Medical Xpress internet news portal provides the latest news on science including: Physics, Nanotechnology, Life Sciences, Space Science, Earth Science, Environment, Health and Medicine.
  1. Eyes wide, a baby reaches for a toy. Her caregiver, sensing her interest, brings the toy within her grasp.
  2. From Aldous Huxley's Brave New World to Dexter's Laboratory cartoon series, sleep-learning has been a recurring theme in fiction. The idea that we can learn while asleep has fascinated many, but whether it is sheer fantasy or scientifically possible has long remained a mystery.
  3. Africa needs to combat a suicide rate that is the highest in the world yet remains widely unrecognised and often stigmatised, the UN said on Thursday.
  4. The latest government study on teen vaping suggests there's been little progress in keeping e-cigarettes out of the hands of kids.
  5. Lebanon's health ministry on Thursday announced the crisis-hit country's first case of cholera in decades.
  6. Research involving Strathclyde has shown the effectiveness of a world-first contact tracing method to identify, test and treat sex partners of people with chlamydia—a sexually transmitted infection (STI) that affects 250,000 people in the UK each year.
  7. A new paper from Public Health Wales and Bangor University shows that suffering adverse childhood experiences (ACEs) such as child maltreatment and exposure to domestic violence can affect individuals' parenting behaviors later in life, increasing their risks of using physical punishment towards children.

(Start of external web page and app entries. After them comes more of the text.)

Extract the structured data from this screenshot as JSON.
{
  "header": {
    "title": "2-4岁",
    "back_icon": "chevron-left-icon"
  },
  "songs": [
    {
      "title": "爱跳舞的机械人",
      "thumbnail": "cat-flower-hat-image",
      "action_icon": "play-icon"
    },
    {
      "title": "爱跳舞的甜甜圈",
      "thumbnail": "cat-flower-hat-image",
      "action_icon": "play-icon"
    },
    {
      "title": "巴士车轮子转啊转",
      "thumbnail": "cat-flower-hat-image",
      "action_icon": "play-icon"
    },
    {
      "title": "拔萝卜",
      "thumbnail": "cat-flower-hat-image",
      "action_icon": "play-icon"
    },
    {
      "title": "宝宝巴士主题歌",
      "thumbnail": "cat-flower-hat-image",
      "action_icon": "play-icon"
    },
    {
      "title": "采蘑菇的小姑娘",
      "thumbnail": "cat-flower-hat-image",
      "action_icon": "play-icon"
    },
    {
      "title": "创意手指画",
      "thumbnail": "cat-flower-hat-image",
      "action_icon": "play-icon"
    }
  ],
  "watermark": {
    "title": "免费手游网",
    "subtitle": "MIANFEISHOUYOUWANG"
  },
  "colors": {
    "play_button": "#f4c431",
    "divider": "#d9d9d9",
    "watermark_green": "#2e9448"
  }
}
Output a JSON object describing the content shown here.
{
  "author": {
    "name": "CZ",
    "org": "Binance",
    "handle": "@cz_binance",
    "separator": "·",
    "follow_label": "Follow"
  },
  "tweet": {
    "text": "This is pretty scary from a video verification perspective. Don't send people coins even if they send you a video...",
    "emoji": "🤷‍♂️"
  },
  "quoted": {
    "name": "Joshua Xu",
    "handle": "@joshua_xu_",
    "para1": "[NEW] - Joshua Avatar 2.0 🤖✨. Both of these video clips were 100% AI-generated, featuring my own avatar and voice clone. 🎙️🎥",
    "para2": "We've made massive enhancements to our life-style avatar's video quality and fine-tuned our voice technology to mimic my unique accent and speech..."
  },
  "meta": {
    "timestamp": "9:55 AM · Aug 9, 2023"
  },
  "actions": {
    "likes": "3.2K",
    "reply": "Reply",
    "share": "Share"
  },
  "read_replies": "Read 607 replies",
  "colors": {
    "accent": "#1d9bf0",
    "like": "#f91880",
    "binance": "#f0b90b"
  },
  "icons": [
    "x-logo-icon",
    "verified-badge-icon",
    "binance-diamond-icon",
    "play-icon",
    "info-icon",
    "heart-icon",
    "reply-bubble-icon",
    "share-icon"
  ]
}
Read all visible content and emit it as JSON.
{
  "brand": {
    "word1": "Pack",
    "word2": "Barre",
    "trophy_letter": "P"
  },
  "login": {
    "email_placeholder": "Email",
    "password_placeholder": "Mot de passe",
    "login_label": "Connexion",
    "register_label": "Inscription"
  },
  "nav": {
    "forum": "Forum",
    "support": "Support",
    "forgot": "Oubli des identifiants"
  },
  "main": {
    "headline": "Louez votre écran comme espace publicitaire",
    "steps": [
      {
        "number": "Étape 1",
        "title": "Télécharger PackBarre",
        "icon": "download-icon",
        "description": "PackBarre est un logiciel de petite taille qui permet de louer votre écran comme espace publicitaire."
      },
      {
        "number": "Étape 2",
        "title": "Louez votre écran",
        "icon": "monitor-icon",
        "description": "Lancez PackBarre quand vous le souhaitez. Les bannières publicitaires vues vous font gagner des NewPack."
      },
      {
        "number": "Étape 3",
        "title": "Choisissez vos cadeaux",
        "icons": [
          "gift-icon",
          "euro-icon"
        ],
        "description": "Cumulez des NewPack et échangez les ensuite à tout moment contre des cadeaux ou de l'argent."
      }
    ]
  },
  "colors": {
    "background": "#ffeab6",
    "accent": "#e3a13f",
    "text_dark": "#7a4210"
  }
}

  8. Scientists from Università Cattolica in Rome, together with colleagues from the IIGM Foundation (part of Candiolo Institute at Turin), have discovered a new drug-resistance mechanism in breast cancer that leads to the formation of cancer stem cells, (the cells that feed the tumor and cause relapse and metastasis). They have also devised an experimental therapy to bypass or prevent the emergence of drug-resistance.
  9. The technology of medical needles has not changed dramatically in 150 years. In his doctoral research, Emanuele Perra explored if nonlinear ultrasound can be used to overcome the limitations of currently used medical needles, such as the pain experienced by patients, inaccuracy and variable quality of needle samples. The study follows on from previous research into the use of ultrasound.

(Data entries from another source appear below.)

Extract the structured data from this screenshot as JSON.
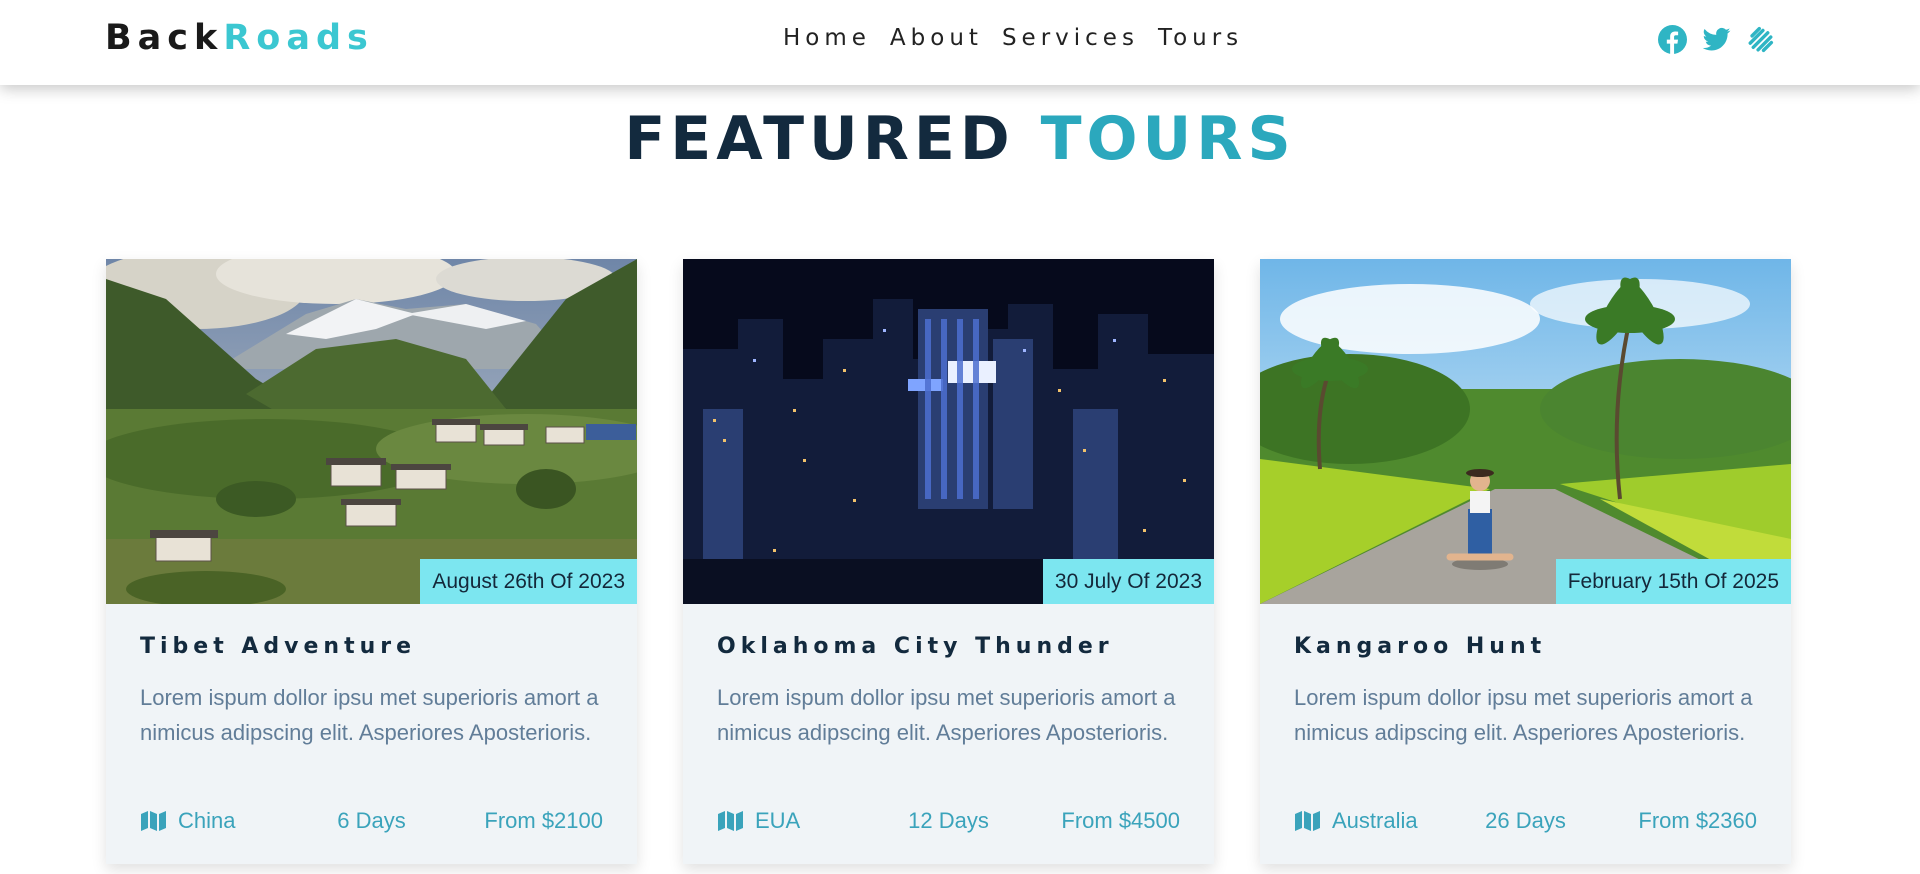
{
  "brand": {
    "part1": "Back",
    "part2": "Roads"
  },
  "nav": {
    "items": [
      "Home",
      "About",
      "Services",
      "Tours"
    ]
  },
  "social": [
    "facebook-icon",
    "twitter-icon",
    "squarespace-icon"
  ],
  "section": {
    "title_dark": "FEATURED",
    "title_accent": "TOURS"
  },
  "colors": {
    "accent": "#3bc7d1",
    "dark": "#132a3e",
    "date_badge": "#7ce6f0",
    "card_bg": "#f0f4f7",
    "text_muted": "#617d98"
  },
  "tours": [
    {
      "image": "mountain-village-photo",
      "date": "August 26th Of 2023",
      "title": "Tibet Adventure",
      "description": "Lorem ispum dollor ipsu met superioris amort a nimicus adipscing elit. Asperiores Aposterioris.",
      "location": "China",
      "duration": "6 Days",
      "price": "From $2100"
    },
    {
      "image": "night-city-skyline-photo",
      "date": "30 July Of 2023",
      "title": "Oklahoma City Thunder",
      "description": "Lorem ispum dollor ipsu met superioris amort a nimicus adipscing elit. Asperiores Aposterioris.",
      "location": "EUA",
      "duration": "12 Days",
      "price": "From $4500"
    },
    {
      "image": "tropical-road-photo",
      "date": "February 15th Of 2025",
      "title": "Kangaroo Hunt",
      "description": "Lorem ispum dollor ipsu met superioris amort a nimicus adipscing elit. Asperiores Aposterioris.",
      "location": "Australia",
      "duration": "26 Days",
      "price": "From $2360"
    }
  ]
}
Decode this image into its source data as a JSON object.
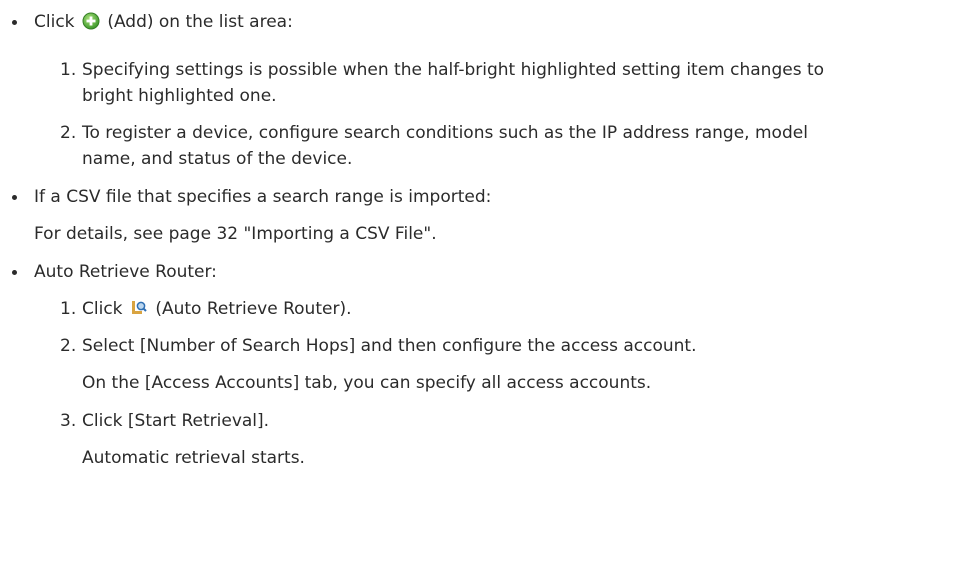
{
  "items": [
    {
      "lead_text": "Click",
      "icon": "add-icon",
      "tail_text": "(Add) on the list area:",
      "steps": [
        {
          "number": "1.",
          "line1": "Specifying settings is possible when the half-bright highlighted setting item changes to",
          "line2": "bright highlighted one."
        },
        {
          "number": "2.",
          "line1": "To register a device, configure search conditions such as the IP address range, model",
          "line2": "name, and status of the device."
        }
      ]
    },
    {
      "text": "If a CSV file that specifies a search range is imported:",
      "note": "For details, see page 32 \"Importing a CSV File\"."
    },
    {
      "text": "Auto Retrieve Router:",
      "steps": [
        {
          "number": "1.",
          "lead_text": "Click",
          "icon": "auto-retrieve-router-icon",
          "tail_text": "(Auto Retrieve Router)."
        },
        {
          "number": "2.",
          "text": "Select [Number of Search Hops] and then configure the access account.",
          "note": "On the [Access Accounts] tab, you can specify all access accounts."
        },
        {
          "number": "3.",
          "text": "Click [Start Retrieval].",
          "note": "Automatic retrieval starts."
        }
      ]
    }
  ],
  "colors": {
    "text": "#2b2b2b",
    "add_icon": "#5cb85c"
  }
}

  10. A new animated video—released today on World Cerebral Palsy Day (October 6)—highlights how hard it is for adults with cerebral palsy to get the physiotherapy help they need, and recommends ways in which future services could be shaped.
  11. By analyzing key enzymes in a new way, an international team led by researchers at Weill Cornell Medicine has discovered how a well-known signaling molecule can either stimulate or suppress tumor growth depending on where it's produced. The work, published Sept. 27 in Cell Reports, reveals a new aspect of tumor cell biology, and points to a promising strategy for treating many types of cancer.
  12. A new type of COVID test is set to be available from November for Australians to use at home.
  13. Vegetarians have around twice as many depressive episodes as meat-eaters, according to a new study.
  14. We've known for some time now that the physical effects of the pandemic have not been distributed evenly across society.
  15. Is there anyone who isn't aware of breast cancer?
  16. A discovery about how some visually impaired adults could start to see offers a new vision of the brain's possibilities. The finding that the adult brain has the potential to partially recover from inherited blindness comes from a collaboration between researchers in the University of California, Irvine School of Biological Sciences and the School of Medicine. Their paper appears in Current Biology.
  17. Low vaccination rates in poorer countries have little to do with so-called "vaccine hesitancy" according to a study that examined access to COVID-19 tools across 14 low-income countries.
  18. An end to outdoor marketing of gambling, alcohol and junk food is urgently needed to protect children from harm, according to new University of Otago-led research.
  19. A team of Western researchers is working to improve our understanding of how exposure to cannabis during pregnancy may impact the developing brain of the fetus.
  20. A Veterans Health Administration project that provided resources for lung cancer screening programs increased the number of veterans screened, according to a study published in the September issue of the journal Chest.